I’m lucky if I even get a shower, as even a potty break that lasts less than three minutes usually results in one of my kids risking his own or one of his brothers’ lives, or else stealing food or destroying part of the house. I can’t trust any of them long enough to shower, let alone style my hair. I could in theory get up before they do and shower then, but have I mentioned that they get up by 6 a.m. at the latest? I am NOT getting up before 6 a.m. to shower just so I can look good when the only people I see during the day wear things like rubber boots with a pair of underwear and a hockey helmet.

Of course, that’s my at home uniform. When I go to drop off or pick up Cody, I change into my good pants. My yoga pants, that is. Okay, I guess I do have one pair of jeans now, but they are a touch too big as well and fall down, and when they do, they take my underwear with them so it is overall a very unpleasant experience to wear them. I don’t bother changing my shirt, as it remains covered by my jacket anyway. I do not normally  put on makeup for the occasion, though I did this morning, and I felt rather silly about it.

I’ve been thinking about this. The majority of the other moms in this particular group are very pretty and they always look nice. Hair done, makeup done, nice clothes…etc. I got to thinking, is there something wrong with me? Am I just very pathetic when it comes to fashion and style? Are the other moms shallow or vain because they make sure they look good when they go out? (I secretly suspect there are even some moms out there that look great at home.) Or is the problem more about how I see myself? Yes, I’m tired and don’t feel like putting much effort into my appearance, but perhaps it is partially due to feeling like I’m not worth it. I suppose I will have to explore this issue further in the future. I was a little embarrassed the day I showed up at the school with Cody and my head was uncovered, and his teacher looked at me and exclaimed, “Oh, is it nice out there?” That was when I realized she could gauge the weather entirely on my wardrobe, but nobody else’s. I also wondered whether the other moms thought I was something of a freak. If we were all in Junior High together, would some of them mock me for my lack of fashion sense? Probably. But that’s okay. The nice thing about being past Junior High is that even if everyone is thinking those things, there is a high probability that none of them would ever say anything.

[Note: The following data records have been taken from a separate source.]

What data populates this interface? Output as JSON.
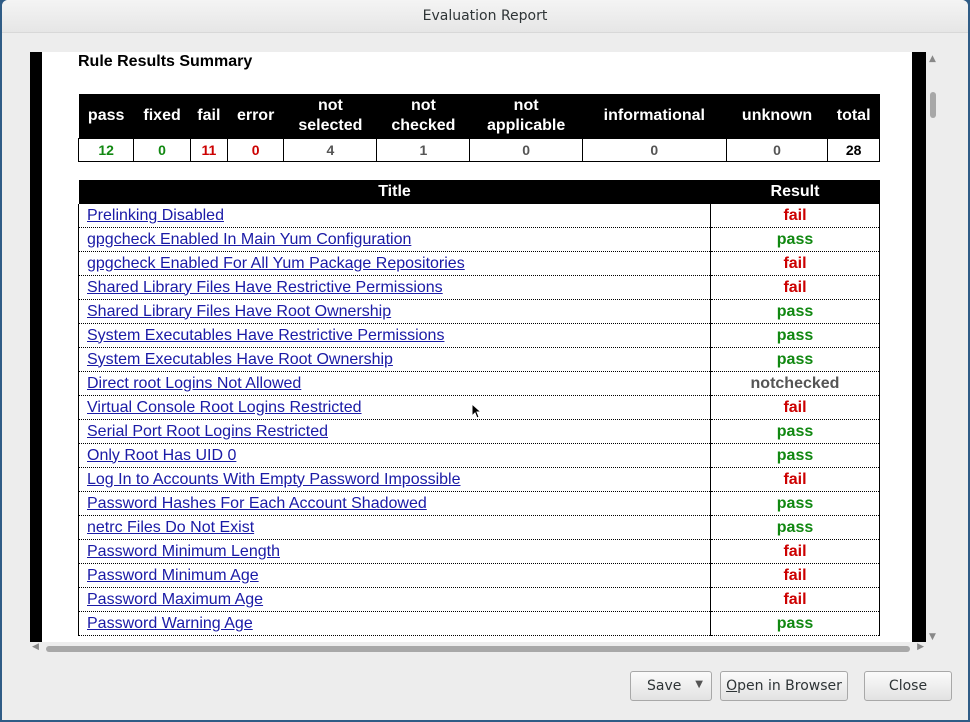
{
  "window": {
    "title": "Evaluation Report"
  },
  "report": {
    "heading": "Rule Results Summary",
    "summary": {
      "headers": [
        [
          "pass"
        ],
        [
          "fixed"
        ],
        [
          "fail"
        ],
        [
          "error"
        ],
        [
          "not",
          "selected"
        ],
        [
          "not",
          "checked"
        ],
        [
          "not",
          "applicable"
        ],
        [
          "informational"
        ],
        [
          "unknown"
        ],
        [
          "total"
        ]
      ],
      "values": [
        "12",
        "0",
        "11",
        "0",
        "4",
        "1",
        "0",
        "0",
        "0",
        "28"
      ],
      "value_colors": [
        "#118811",
        "#118811",
        "#cc0000",
        "#cc0000",
        "#555555",
        "#555555",
        "#555555",
        "#555555",
        "#555555",
        "#000000"
      ]
    },
    "results_table": {
      "headers": {
        "title": "Title",
        "result": "Result"
      },
      "rows": [
        {
          "title": "Prelinking Disabled",
          "result": "fail"
        },
        {
          "title": "gpgcheck Enabled In Main Yum Configuration",
          "result": "pass"
        },
        {
          "title": "gpgcheck Enabled For All Yum Package Repositories",
          "result": "fail"
        },
        {
          "title": "Shared Library Files Have Restrictive Permissions",
          "result": "fail"
        },
        {
          "title": "Shared Library Files Have Root Ownership",
          "result": "pass"
        },
        {
          "title": "System Executables Have Restrictive Permissions",
          "result": "pass"
        },
        {
          "title": "System Executables Have Root Ownership",
          "result": "pass"
        },
        {
          "title": "Direct root Logins Not Allowed",
          "result": "notchecked"
        },
        {
          "title": "Virtual Console Root Logins Restricted",
          "result": "fail"
        },
        {
          "title": "Serial Port Root Logins Restricted",
          "result": "pass"
        },
        {
          "title": "Only Root Has UID 0",
          "result": "pass"
        },
        {
          "title": "Log In to Accounts With Empty Password Impossible",
          "result": "fail"
        },
        {
          "title": "Password Hashes For Each Account Shadowed",
          "result": "pass"
        },
        {
          "title": "netrc Files Do Not Exist",
          "result": "pass"
        },
        {
          "title": "Password Minimum Length",
          "result": "fail"
        },
        {
          "title": "Password Minimum Age",
          "result": "fail"
        },
        {
          "title": "Password Maximum Age",
          "result": "fail"
        },
        {
          "title": "Password Warning Age",
          "result": "pass"
        }
      ]
    },
    "result_colors": {
      "pass": "#118811",
      "fail": "#cc0000",
      "notchecked": "#555555"
    }
  },
  "buttons": {
    "save_label": "Save",
    "open_browser_mnemonic": "O",
    "open_browser_rest": "pen in Browser",
    "close_label": "Close"
  },
  "icons": {
    "save_dropdown": "chevron-down-icon",
    "scroll_up": "arrow-up-icon",
    "scroll_down": "arrow-down-icon",
    "scroll_left": "arrow-left-icon",
    "scroll_right": "arrow-right-icon",
    "cursor": "mouse-pointer-icon"
  }
}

I guess the bottom line is, peer pressure never goes away, but sometimes there is just as much pressure coming from within ourselves. Whether I stay as I am, or whether I become the fashion queen of this small town, I guess what matters most is that I am okay with myself. I will have to continue working on this.

It has been a rough week. I will end this post here, as it is already too long! Have a good weekend everyone.

No comments: